Monday, March 11, 2013
TrueHoop TV: Channing Frye's scary diagnosis
By Henry Abbott
In 2006, things were pretty scary for NBA hearts. The Hawks' Jason Collier had recently died of hypertrophic cardiomyopathy, while a collection of players -- Fred Hoiberg, Robert Traylor and Ronny Turiaf among them-- needed heart surgery to avert dangerous conditions. In the midst of all that, a controversy erupted when young Bulls center Eddy Curry was found to have an irregular heartbeat. A DNA test might have revealed more, but he and his lawyers had little interest in setting a legal precedent of letting employers get in the habit of testing employees' genes for abnormalities -- the fear was employers might then be tempted to screen out or pay less to employees prone to any number of risk factors. It's a tricky issue.

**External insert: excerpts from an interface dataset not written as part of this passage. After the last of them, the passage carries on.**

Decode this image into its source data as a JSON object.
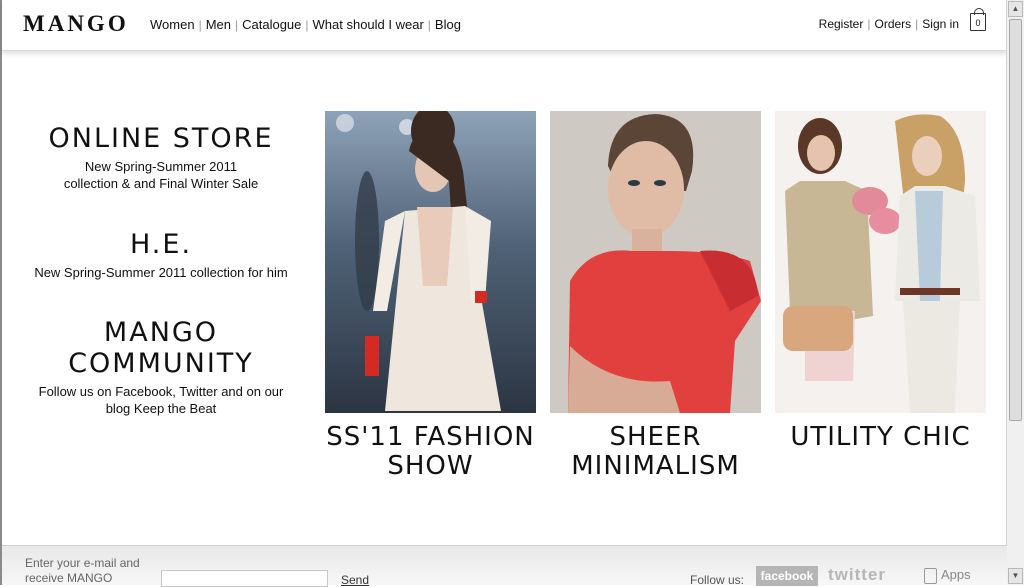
{
  "brand": {
    "logo": "MANGO"
  },
  "nav": {
    "items": [
      "Women",
      "Men",
      "Catalogue",
      "What should I wear",
      "Blog"
    ],
    "separator": "|"
  },
  "user_links": {
    "register": "Register",
    "orders": "Orders",
    "sign_in": "Sign in",
    "bag_count": "0"
  },
  "promos": [
    {
      "title": "ONLINE STORE",
      "text": "New Spring-Summer 2011 collection & and Final Winter Sale"
    },
    {
      "title": "H.E.",
      "text": "New Spring-Summer 2011 collection for him"
    },
    {
      "title": "MANGO COMMUNITY",
      "text": "Follow us on Facebook, Twitter and on our blog Keep the Beat"
    }
  ],
  "features": [
    {
      "title": "SS'11 FASHION SHOW"
    },
    {
      "title": "SHEER MINIMALISM"
    },
    {
      "title": "UTILITY CHIC"
    }
  ],
  "footer": {
    "newsletter_line1": "Enter your e-mail and",
    "newsletter_line2": "receive MANGO",
    "email_value": "",
    "send": "Send",
    "follow_us": "Follow us:",
    "facebook": "facebook",
    "twitter": "twitter",
    "apps": "Apps"
  },
  "colors": {
    "text": "#111111",
    "accent_red": "#e53c3c",
    "footer_bg": "#eeeeee"
  }
}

Curry went to play for New York instead of hashing that out with the Bulls.
Several players expressed concern about invasive tests including Curry's new Knick teammate, young Knick big man Channing Frye, who told ESPN.com's Darren Rovell at the time:

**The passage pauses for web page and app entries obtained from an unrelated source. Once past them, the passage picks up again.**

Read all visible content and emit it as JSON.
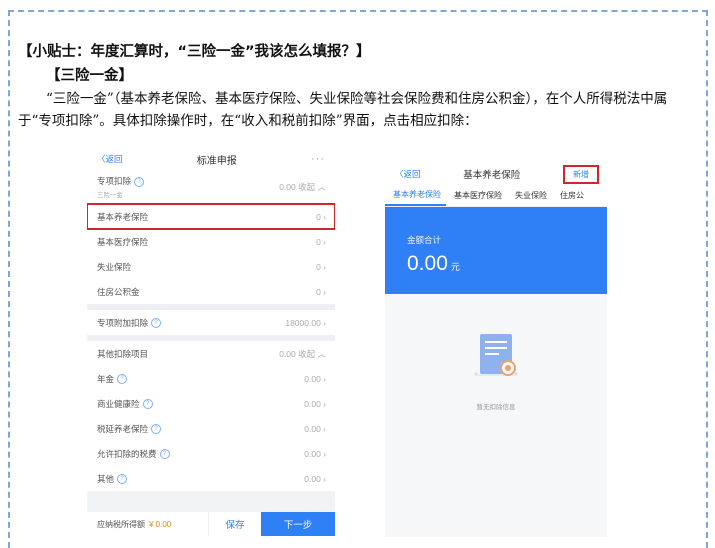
{
  "tip_title": "【小贴士：年度汇算时，“三险一金”我该怎么填报？】",
  "sub_title": "【三险一金】",
  "paragraph": "“三险一金”（基本养老保险、基本医疗保险、失业保险等社会保险费和住房公积金），在个人所得税法中属于“专项扣除”。具体扣除操作时，在“收入和税前扣除”界面，点击相应扣除：",
  "screen1": {
    "back": "〈返回",
    "title": "标准申报",
    "more": "···",
    "special": {
      "label": "专项扣除",
      "sub": "三险一金",
      "value": "0.00 收起 ︿"
    },
    "items": [
      {
        "label": "基本养老保险",
        "value": "0 ›"
      },
      {
        "label": "基本医疗保险",
        "value": "0 ›"
      },
      {
        "label": "失业保险",
        "value": "0 ›"
      },
      {
        "label": "住房公积金",
        "value": "0 ›"
      }
    ],
    "additional": {
      "label": "专项附加扣除",
      "value": "18000.00 ›"
    },
    "other": {
      "label": "其他扣除项目",
      "value": "0.00 收起 ︿"
    },
    "other_items": [
      {
        "label": "年金",
        "value": "0.00 ›"
      },
      {
        "label": "商业健康险",
        "value": "0.00 ›"
      },
      {
        "label": "税延养老保险",
        "value": "0.00 ›"
      },
      {
        "label": "允许扣除的税费",
        "value": "0.00 ›"
      },
      {
        "label": "其他",
        "value": "0.00 ›"
      }
    ],
    "bottom": {
      "tax_label": "应纳税所得额",
      "tax_value": "¥ 0.00",
      "save": "保存",
      "next": "下一步"
    }
  },
  "screen2": {
    "back": "〈返回",
    "title": "基本养老保险",
    "add": "新增",
    "tabs": [
      "基本养老保险",
      "基本医疗保险",
      "失业保险",
      "住房公"
    ],
    "total_label": "金额合计",
    "total_value": "0.00",
    "unit": "元",
    "empty_text": "暂无扣除信息"
  },
  "colors": {
    "accent": "#2f7ff5",
    "highlight": "#d0262d",
    "border": "#7ea6d6"
  }
}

I think it should be freedom of choice to have it done. Because if you want it done, that means you are going to want it known, that means you are liable for it. But more guys will say, "I just don't want to know" and I understand why they say that.
More guys have heart problems than what lead on. If they find out, how are you going to put food on your table, not only for you, but for your family, your uncles, your aunts, your grandma.

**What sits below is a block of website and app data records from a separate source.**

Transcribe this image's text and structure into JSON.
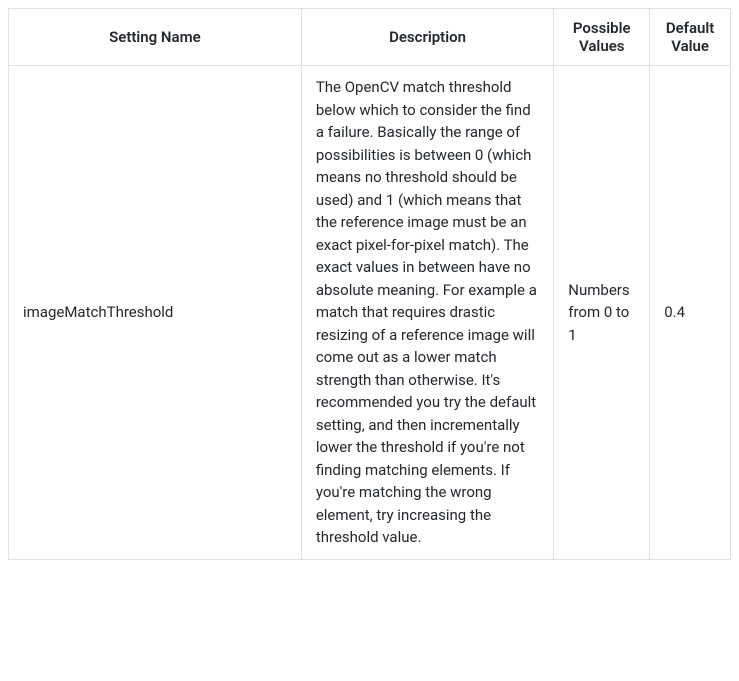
{
  "headers": {
    "name": "Setting Name",
    "description": "Description",
    "possible": "Possible Values",
    "default": "Default Value"
  },
  "rows": [
    {
      "name": "imageMatchThreshold",
      "description": "The OpenCV match threshold below which to consider the find a failure. Basically the range of possibilities is between 0 (which means no threshold should be used) and 1 (which means that the reference image must be an exact pixel-for-pixel match). The exact values in between have no absolute meaning. For example a match that requires drastic resizing of a reference image will come out as a lower match strength than otherwise. It's recommended you try the default setting, and then incrementally lower the threshold if you're not finding matching elements. If you're matching the wrong element, try increasing the threshold value.",
      "possible": "Numbers from 0 to 1",
      "default": "0.4"
    }
  ]
}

Meanwhile, in the wake of all that heart talk, the NBA made more stringent heart exams -- not DNA tests, but more invasive tests than had historically been done -- part of training camp for every NBA player. Some have protested, the NBA has countered that their heart tests have detected problems early and saved lives.
Including, perhaps, Frye's.
The tests he underwent in Suns training camp last fall detected the same condition that killed Collier. And instead of playing in the NBA this season, Frye has been abstaining from strenuous physical activity, spreading the word of heart health, and taking medication that will hopefully let him return to the court with a healed heart. Frye tells TrueHoop TV about his ordeal: